● Information given
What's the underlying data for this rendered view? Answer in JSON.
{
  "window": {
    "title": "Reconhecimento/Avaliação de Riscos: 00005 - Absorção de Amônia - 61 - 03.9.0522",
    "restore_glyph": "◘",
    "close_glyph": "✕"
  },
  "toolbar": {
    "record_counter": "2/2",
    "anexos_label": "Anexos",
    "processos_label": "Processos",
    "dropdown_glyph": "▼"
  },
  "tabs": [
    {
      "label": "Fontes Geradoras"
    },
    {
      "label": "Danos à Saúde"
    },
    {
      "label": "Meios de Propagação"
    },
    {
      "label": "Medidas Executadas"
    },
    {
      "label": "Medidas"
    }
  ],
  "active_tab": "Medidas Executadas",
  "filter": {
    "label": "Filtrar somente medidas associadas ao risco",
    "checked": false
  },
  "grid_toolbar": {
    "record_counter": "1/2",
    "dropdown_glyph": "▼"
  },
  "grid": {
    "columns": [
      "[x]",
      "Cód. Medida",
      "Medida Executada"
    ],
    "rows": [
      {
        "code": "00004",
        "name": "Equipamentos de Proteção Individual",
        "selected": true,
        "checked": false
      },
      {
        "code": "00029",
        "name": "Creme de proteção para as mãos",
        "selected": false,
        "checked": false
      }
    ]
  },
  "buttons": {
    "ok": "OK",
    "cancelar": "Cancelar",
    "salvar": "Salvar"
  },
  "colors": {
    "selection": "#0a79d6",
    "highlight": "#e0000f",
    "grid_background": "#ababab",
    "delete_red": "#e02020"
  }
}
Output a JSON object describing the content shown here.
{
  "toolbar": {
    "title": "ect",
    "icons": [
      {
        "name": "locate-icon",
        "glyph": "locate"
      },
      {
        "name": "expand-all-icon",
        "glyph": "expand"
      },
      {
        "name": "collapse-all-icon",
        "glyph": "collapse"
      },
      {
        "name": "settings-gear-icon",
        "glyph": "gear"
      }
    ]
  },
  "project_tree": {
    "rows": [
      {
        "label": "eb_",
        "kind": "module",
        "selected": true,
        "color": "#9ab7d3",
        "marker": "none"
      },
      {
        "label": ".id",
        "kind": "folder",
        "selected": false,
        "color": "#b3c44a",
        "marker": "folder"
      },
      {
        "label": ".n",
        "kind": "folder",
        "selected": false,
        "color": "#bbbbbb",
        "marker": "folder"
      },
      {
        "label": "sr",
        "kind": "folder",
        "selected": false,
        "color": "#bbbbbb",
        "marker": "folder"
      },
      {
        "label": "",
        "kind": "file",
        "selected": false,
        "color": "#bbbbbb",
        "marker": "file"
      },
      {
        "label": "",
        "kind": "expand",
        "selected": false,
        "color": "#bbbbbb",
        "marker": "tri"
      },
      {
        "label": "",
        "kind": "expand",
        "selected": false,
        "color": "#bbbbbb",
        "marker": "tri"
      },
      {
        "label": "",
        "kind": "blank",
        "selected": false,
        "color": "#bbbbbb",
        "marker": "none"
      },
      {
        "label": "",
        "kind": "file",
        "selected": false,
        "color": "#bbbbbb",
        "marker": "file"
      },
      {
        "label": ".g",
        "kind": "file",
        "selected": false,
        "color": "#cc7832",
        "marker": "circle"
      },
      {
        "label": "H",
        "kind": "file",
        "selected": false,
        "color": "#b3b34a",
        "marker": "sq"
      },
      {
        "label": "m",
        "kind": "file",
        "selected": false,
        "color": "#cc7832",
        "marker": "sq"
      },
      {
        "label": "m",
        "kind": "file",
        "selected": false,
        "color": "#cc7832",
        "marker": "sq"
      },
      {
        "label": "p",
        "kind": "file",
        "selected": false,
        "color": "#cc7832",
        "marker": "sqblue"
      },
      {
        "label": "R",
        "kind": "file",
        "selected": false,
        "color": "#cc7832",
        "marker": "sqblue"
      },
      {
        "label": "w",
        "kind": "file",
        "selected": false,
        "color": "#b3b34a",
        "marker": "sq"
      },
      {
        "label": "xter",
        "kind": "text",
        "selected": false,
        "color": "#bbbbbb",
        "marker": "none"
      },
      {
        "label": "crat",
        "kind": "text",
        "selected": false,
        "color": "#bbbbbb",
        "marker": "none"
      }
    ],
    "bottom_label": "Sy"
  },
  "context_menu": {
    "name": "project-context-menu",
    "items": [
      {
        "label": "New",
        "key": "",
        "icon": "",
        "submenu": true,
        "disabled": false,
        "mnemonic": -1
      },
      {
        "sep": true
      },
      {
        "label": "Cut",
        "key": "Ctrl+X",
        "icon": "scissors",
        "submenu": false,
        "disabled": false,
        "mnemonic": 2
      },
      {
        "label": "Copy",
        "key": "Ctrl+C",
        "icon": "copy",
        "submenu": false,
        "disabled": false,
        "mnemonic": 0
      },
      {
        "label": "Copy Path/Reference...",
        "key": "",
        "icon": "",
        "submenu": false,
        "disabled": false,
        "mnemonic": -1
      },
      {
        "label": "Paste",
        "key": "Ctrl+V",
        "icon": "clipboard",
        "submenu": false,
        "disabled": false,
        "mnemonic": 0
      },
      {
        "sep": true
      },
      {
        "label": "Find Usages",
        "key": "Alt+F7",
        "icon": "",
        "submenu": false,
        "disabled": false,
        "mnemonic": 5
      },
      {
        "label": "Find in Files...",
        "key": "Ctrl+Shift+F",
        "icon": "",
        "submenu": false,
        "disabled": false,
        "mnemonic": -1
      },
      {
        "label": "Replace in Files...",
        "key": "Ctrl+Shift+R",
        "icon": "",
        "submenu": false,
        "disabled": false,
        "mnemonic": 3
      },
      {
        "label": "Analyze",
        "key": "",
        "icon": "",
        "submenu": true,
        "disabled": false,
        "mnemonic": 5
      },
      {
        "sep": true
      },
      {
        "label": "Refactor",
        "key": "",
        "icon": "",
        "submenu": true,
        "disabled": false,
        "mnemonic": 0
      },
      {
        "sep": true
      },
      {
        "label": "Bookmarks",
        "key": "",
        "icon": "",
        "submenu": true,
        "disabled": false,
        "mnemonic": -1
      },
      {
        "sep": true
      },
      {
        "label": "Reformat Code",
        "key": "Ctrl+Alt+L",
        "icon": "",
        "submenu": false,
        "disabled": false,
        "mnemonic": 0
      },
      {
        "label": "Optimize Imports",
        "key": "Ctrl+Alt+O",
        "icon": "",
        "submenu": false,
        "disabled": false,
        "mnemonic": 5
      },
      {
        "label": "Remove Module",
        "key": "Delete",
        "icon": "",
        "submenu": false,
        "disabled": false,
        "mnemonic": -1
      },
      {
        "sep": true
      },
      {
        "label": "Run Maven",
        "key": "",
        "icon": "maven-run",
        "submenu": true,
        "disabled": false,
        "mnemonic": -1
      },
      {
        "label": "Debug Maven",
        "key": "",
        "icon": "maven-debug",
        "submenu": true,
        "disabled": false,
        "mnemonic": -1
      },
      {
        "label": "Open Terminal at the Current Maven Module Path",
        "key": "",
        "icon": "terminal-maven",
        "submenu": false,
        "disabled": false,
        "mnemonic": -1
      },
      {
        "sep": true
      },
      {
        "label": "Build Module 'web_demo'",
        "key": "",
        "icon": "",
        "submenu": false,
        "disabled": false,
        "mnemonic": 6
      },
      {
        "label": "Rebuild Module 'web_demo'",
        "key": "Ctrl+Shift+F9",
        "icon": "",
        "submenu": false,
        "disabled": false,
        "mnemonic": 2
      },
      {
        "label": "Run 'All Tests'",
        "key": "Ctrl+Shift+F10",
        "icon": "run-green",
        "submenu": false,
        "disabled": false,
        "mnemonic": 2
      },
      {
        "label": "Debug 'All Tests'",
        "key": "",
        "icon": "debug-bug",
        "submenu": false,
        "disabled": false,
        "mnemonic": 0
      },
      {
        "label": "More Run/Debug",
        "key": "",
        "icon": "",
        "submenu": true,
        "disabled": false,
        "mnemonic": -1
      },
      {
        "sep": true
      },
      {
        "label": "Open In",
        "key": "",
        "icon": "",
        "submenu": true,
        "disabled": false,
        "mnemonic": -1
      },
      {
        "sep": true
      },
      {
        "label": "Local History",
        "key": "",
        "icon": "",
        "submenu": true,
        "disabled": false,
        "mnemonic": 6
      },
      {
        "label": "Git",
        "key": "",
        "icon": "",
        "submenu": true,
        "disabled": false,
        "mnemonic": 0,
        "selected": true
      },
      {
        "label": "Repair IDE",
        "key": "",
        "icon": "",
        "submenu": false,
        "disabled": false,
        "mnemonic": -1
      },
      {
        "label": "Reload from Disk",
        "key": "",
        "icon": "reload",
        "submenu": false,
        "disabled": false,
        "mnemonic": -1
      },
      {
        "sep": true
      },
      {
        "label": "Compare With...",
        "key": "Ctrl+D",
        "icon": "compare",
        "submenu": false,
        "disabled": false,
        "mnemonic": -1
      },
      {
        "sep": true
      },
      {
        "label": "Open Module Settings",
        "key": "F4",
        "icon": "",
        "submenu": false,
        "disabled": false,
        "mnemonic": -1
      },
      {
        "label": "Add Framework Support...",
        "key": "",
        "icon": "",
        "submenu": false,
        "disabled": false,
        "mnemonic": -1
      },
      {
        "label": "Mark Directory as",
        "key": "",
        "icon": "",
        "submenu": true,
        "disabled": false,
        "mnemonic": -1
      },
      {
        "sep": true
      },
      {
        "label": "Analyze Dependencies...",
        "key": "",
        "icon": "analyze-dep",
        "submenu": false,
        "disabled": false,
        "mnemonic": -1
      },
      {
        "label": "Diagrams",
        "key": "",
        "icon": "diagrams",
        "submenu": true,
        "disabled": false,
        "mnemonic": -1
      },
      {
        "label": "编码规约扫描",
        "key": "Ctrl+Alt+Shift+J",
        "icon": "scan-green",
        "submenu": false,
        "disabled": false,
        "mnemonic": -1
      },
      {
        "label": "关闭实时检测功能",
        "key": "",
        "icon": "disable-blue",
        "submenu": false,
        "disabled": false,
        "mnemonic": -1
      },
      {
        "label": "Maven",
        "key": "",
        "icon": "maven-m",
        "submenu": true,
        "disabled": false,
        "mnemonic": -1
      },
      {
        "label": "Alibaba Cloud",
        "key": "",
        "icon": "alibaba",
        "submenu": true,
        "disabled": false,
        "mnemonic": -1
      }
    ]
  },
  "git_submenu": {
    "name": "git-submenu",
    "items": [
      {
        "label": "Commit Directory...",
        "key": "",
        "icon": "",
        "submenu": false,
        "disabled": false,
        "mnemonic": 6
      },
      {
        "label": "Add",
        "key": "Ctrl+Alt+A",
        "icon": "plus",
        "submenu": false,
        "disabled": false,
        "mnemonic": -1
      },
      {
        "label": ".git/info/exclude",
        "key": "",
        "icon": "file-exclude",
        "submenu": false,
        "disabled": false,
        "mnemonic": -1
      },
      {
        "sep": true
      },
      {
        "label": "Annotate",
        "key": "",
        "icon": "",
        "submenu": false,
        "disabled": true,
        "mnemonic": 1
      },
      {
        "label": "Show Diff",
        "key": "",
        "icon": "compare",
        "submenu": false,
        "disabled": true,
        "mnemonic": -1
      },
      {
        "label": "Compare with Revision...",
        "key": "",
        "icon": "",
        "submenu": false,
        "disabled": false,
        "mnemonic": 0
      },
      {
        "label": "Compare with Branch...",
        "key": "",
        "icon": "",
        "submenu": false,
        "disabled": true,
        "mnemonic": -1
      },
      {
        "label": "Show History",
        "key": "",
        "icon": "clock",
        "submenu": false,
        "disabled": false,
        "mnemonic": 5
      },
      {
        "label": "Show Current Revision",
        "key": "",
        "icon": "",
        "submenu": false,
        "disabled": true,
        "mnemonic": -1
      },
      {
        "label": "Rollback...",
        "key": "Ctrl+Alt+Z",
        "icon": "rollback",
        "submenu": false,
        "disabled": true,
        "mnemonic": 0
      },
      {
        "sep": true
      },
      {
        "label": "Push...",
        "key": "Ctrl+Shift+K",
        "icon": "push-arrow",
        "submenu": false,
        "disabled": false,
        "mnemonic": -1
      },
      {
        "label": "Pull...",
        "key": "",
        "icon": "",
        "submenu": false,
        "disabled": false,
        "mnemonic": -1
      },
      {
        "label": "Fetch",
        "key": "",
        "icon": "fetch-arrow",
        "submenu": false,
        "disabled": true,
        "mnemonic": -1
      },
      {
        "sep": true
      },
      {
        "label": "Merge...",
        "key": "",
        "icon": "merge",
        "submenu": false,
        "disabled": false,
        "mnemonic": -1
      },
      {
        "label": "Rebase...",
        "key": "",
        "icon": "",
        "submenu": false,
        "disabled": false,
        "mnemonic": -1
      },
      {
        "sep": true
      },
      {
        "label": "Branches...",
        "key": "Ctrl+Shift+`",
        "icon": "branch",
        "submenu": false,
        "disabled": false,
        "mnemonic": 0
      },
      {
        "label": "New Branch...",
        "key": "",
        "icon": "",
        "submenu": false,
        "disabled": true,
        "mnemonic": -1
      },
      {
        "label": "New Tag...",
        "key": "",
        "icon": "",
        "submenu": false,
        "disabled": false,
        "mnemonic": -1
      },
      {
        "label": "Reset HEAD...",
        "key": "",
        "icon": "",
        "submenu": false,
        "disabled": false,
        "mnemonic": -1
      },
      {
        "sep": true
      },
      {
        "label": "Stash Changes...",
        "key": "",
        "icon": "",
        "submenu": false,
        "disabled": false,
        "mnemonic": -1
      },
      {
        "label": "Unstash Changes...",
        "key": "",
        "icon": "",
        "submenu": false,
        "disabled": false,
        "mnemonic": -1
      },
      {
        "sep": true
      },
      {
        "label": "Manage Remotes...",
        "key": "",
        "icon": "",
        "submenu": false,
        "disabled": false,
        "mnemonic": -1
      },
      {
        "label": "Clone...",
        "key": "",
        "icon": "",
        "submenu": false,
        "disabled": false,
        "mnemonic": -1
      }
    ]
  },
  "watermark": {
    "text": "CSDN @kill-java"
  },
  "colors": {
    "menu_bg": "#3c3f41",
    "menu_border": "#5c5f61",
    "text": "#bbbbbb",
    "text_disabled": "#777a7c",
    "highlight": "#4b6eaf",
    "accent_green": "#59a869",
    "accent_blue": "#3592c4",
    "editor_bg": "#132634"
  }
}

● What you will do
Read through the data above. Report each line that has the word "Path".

● Your response
        "label": "Copy Path/Reference...",
        "label": "Open Terminal at the Current Maven Module Path",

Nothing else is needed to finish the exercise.